Page and application data records:
━━━━
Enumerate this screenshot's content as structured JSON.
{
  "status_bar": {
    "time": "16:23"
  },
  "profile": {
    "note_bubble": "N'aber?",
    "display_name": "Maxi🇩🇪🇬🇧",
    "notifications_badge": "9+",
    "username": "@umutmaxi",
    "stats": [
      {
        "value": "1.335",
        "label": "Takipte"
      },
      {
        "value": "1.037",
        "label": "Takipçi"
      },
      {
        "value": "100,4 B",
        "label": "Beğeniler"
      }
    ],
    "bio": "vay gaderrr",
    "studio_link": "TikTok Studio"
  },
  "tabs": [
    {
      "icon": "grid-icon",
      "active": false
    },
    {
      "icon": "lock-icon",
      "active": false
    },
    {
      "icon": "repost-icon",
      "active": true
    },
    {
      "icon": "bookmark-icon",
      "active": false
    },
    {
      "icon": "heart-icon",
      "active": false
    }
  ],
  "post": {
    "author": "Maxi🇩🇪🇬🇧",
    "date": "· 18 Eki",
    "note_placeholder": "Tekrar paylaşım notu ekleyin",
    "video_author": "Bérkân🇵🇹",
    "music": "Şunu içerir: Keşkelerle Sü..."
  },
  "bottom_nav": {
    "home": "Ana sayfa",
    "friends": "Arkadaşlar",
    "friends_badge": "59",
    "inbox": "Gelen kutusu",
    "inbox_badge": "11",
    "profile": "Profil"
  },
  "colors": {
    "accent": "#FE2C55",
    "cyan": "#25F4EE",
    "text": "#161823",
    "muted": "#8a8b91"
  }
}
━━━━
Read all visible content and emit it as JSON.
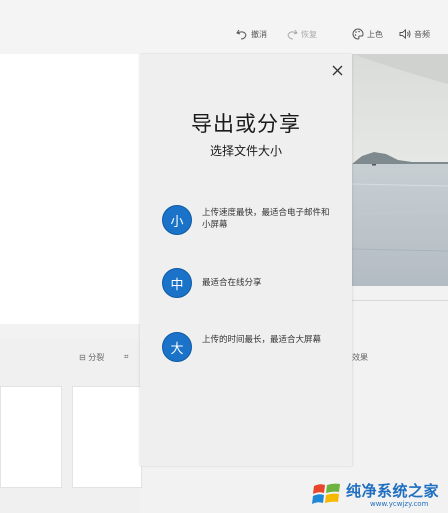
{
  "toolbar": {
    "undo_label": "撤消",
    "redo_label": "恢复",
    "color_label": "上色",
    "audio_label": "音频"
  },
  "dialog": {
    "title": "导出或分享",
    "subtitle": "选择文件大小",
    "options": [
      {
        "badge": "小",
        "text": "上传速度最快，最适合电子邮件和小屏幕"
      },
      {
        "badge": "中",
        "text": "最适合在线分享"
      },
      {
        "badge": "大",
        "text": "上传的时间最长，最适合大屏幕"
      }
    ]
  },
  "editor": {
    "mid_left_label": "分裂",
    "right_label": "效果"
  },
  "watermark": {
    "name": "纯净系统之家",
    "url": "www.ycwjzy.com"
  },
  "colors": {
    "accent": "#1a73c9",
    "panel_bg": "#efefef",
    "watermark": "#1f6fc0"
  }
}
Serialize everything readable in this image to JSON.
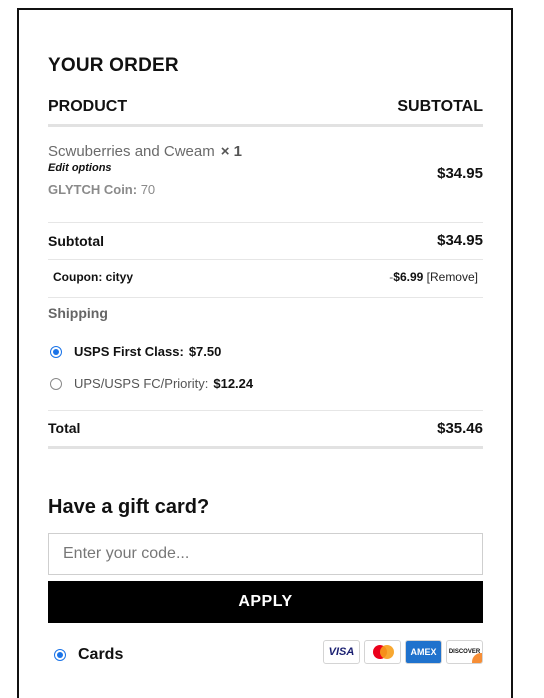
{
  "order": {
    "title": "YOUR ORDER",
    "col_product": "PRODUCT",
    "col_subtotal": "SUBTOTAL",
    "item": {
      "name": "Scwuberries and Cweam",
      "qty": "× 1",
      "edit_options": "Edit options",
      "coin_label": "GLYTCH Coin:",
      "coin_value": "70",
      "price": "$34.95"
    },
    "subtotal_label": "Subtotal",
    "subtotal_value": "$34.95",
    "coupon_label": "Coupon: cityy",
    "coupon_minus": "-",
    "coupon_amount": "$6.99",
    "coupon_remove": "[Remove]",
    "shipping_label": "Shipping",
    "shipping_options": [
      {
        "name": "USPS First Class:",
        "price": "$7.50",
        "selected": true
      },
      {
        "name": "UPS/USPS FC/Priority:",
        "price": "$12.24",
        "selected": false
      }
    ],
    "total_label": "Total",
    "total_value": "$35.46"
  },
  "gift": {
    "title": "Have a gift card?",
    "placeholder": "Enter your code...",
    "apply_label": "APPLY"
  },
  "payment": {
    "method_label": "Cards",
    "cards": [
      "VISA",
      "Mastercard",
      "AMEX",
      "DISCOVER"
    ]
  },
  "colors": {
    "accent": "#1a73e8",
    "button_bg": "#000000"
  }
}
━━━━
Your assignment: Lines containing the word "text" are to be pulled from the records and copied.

Result for this exercise:
    "text": "#161823",
        "text": "上传速度最快，最适合电子邮件和小屏幕"
        "text": "最适合在线分享"
        "text": "上传的时间最长，最适合大屏幕"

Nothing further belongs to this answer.